- **WHAT THE TASK REQUIRES**
Some lines of the records below include the word "chevron". Report how many, and write nothing besides the number.

- **DATA PROVIDED**
——————
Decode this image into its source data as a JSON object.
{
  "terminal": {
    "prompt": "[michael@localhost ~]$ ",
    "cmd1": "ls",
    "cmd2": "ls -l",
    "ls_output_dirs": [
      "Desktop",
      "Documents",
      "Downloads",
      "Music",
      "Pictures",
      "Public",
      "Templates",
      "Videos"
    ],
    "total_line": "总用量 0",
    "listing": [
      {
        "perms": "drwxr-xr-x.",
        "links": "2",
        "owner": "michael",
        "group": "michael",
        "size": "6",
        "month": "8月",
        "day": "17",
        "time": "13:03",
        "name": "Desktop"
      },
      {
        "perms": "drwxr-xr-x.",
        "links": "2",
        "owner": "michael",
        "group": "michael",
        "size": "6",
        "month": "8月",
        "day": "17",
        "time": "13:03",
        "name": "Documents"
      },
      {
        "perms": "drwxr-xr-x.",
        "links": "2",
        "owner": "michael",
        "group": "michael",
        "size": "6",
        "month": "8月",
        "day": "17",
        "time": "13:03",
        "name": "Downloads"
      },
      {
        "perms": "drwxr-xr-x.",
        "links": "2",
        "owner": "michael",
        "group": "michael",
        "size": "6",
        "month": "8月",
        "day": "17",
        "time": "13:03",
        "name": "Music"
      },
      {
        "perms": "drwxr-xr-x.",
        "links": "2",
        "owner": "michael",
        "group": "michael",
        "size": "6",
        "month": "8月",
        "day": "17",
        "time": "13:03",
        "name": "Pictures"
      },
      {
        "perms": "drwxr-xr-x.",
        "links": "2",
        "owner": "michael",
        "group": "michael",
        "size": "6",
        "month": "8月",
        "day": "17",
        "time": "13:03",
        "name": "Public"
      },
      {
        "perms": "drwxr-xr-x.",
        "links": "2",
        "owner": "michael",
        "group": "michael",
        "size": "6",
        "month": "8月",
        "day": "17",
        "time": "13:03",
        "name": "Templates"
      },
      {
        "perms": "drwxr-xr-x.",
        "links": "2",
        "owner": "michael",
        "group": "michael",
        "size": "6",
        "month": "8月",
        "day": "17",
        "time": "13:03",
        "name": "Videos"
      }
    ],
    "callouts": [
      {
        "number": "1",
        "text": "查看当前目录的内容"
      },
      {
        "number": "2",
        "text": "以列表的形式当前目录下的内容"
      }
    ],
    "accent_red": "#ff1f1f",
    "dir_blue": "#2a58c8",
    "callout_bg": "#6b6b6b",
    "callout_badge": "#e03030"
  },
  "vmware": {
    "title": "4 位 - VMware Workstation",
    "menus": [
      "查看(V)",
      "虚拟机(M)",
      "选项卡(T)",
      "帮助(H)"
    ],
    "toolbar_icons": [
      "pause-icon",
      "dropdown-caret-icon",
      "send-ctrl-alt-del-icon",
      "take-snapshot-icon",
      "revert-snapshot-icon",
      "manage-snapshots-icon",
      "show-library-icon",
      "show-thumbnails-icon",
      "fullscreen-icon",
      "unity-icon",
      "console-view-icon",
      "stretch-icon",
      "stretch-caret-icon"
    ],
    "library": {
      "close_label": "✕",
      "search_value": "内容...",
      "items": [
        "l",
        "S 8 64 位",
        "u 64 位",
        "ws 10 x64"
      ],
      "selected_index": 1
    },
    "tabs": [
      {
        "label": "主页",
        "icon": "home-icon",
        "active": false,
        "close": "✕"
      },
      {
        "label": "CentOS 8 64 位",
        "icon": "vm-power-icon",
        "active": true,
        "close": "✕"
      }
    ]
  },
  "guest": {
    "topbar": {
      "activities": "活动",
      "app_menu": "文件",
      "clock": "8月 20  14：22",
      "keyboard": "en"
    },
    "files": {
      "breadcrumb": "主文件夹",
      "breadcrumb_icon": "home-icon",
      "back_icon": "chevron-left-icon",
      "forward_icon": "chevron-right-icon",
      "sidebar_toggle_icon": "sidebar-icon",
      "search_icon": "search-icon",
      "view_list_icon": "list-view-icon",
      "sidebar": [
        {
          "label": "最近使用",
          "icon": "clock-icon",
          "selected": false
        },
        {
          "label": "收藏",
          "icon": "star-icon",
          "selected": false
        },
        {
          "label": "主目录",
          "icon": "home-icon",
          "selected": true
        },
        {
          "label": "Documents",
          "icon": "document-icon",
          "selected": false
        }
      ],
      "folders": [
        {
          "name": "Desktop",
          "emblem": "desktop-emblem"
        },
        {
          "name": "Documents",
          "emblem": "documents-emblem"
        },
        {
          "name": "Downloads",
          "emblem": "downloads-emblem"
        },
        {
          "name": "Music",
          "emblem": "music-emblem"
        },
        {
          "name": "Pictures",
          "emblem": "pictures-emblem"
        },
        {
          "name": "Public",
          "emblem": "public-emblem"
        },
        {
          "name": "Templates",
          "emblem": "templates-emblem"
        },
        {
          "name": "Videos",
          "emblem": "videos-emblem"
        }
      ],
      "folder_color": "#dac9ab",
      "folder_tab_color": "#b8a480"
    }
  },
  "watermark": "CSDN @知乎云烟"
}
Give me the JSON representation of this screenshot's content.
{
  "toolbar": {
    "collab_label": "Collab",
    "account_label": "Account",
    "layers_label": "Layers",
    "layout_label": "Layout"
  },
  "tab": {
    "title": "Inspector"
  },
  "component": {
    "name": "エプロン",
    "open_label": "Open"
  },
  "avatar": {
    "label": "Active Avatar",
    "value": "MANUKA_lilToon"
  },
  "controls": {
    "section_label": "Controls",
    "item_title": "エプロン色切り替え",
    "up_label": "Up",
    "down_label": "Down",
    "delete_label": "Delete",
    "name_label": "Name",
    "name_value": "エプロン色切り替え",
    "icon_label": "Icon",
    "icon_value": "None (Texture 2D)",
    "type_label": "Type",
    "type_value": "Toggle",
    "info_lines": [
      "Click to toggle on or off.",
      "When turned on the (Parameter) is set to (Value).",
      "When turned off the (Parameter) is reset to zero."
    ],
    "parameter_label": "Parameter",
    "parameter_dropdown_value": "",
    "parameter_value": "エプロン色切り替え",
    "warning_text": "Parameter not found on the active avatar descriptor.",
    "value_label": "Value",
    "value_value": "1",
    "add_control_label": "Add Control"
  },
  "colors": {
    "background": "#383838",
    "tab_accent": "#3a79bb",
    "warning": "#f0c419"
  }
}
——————
- **EXERCISE SOLUTION**
2